This extends to the business world too. Foreigners have been welcomed into many of Indonesia’s largest conglomerates as both senior directors and shareholders, while many have started major local companies of their own. This open-minded society has resulted in an open market full of opportunity.

This openness may explain why travel is booming. Indonesians are increasingly traveling overseas, interacting more intensively with the world and global economy. Indonesian expats are returning from years overseas to participate in the nation-building at home, becoming local entrepreneurs, academics, NGO types, lawyers, etc. And Indonesians are suddenly eagerly touristing locally, discovering their own country in a way they never did before.


The future looks bright for Indonesia.

There have been three democratic, peaceful regime changes in the 15 years since the big reform, and no real fear that Indonesia will return to dictatorship.

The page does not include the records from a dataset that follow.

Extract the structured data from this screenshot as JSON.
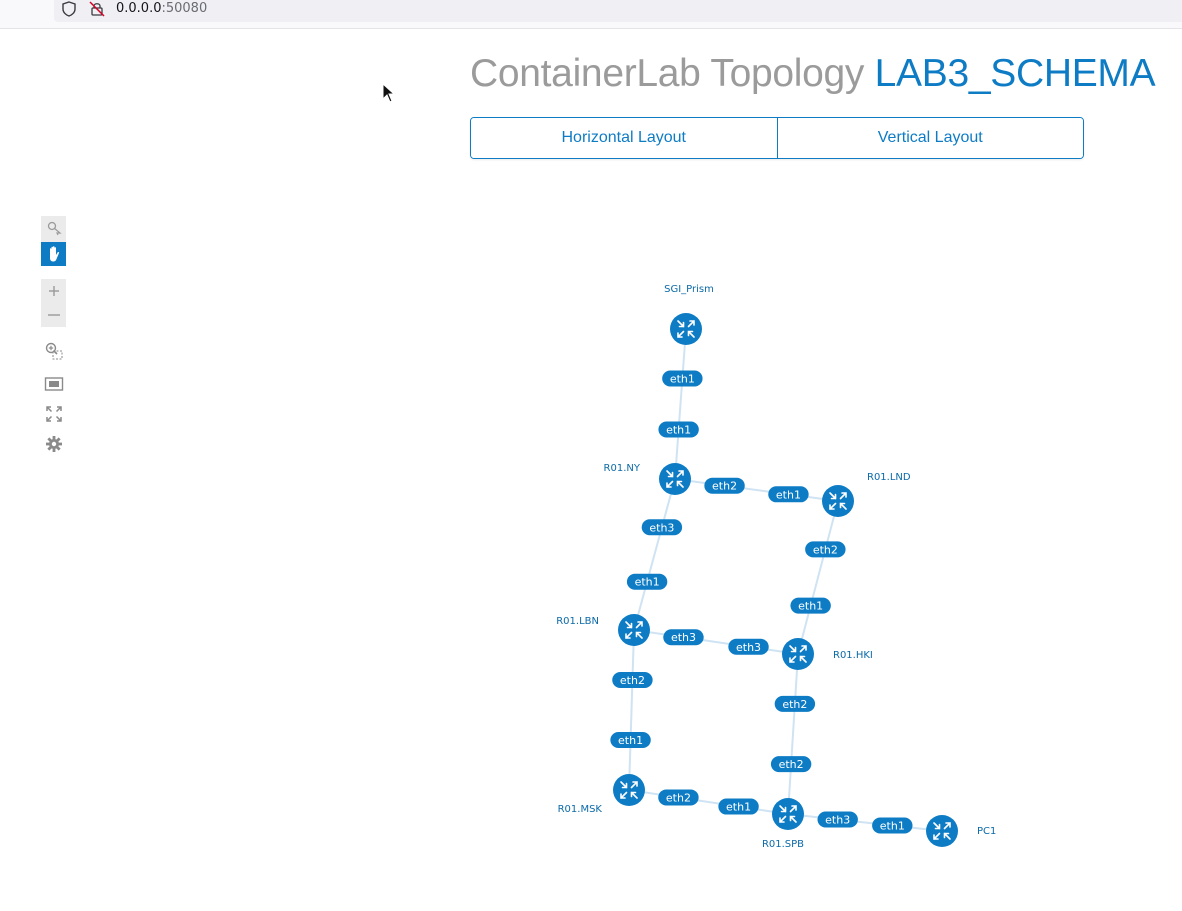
{
  "browser": {
    "url_host": "0.0.0.0",
    "url_port": ":50080"
  },
  "header": {
    "title_prefix": "ContainerLab Topology",
    "topology_name": "LAB3_SCHEMA"
  },
  "layout_buttons": {
    "horizontal": "Horizontal Layout",
    "vertical": "Vertical Layout"
  },
  "toolbar": {
    "icons": [
      "select-icon",
      "pan-hand-icon",
      "zoom-in-icon",
      "zoom-out-icon",
      "zoom-selection-icon",
      "fit-screen-icon",
      "fullscreen-icon",
      "settings-gear-icon"
    ],
    "active": "pan-hand-icon",
    "accent": "#0e7cc5"
  },
  "topology": {
    "node_color": "#0e7cc5",
    "link_color": "#cfe3f3",
    "nodes": [
      {
        "id": "SGI_Prism",
        "label": "SGI_Prism"
      },
      {
        "id": "R01.NY",
        "label": "R01.NY"
      },
      {
        "id": "R01.LND",
        "label": "R01.LND"
      },
      {
        "id": "R01.LBN",
        "label": "R01.LBN"
      },
      {
        "id": "R01.HKI",
        "label": "R01.HKI"
      },
      {
        "id": "R01.MSK",
        "label": "R01.MSK"
      },
      {
        "id": "R01.SPB",
        "label": "R01.SPB"
      },
      {
        "id": "PC1",
        "label": "PC1"
      }
    ],
    "links": [
      {
        "source": "SGI_Prism",
        "target": "R01.NY",
        "source_if": "eth1",
        "target_if": "eth1"
      },
      {
        "source": "R01.NY",
        "target": "R01.LND",
        "source_if": "eth2",
        "target_if": "eth1"
      },
      {
        "source": "R01.NY",
        "target": "R01.LBN",
        "source_if": "eth3",
        "target_if": "eth1"
      },
      {
        "source": "R01.LND",
        "target": "R01.HKI",
        "source_if": "eth2",
        "target_if": "eth1"
      },
      {
        "source": "R01.LBN",
        "target": "R01.HKI",
        "source_if": "eth3",
        "target_if": "eth3"
      },
      {
        "source": "R01.LBN",
        "target": "R01.MSK",
        "source_if": "eth2",
        "target_if": "eth1"
      },
      {
        "source": "R01.HKI",
        "target": "R01.SPB",
        "source_if": "eth2",
        "target_if": "eth2"
      },
      {
        "source": "R01.MSK",
        "target": "R01.SPB",
        "source_if": "eth2",
        "target_if": "eth1"
      },
      {
        "source": "R01.SPB",
        "target": "PC1",
        "source_if": "eth3",
        "target_if": "eth1"
      }
    ]
  }
}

Indonesia is today the most democratic country in Southeast Asia, having surpassed more “progressive” neighbors like Thailand, the Philippines and Malaysia. (Just fifteen years ago, Indonesia would have trailed far behind.)

Despite criticism of the current government — which in itself is a breath of fresh air — President Susilo Bambang Yudhoyono managed to steer the economy very skillfully, attracting huge foreign direct investment.


In Indonesia, one must always look beyond the surface at the substance. It’s easy to be intimidated by corruption, traffic and pollution. But those frustrations are merely superficial distractions in a country that is unbelievably welcoming and more open for business than ever before.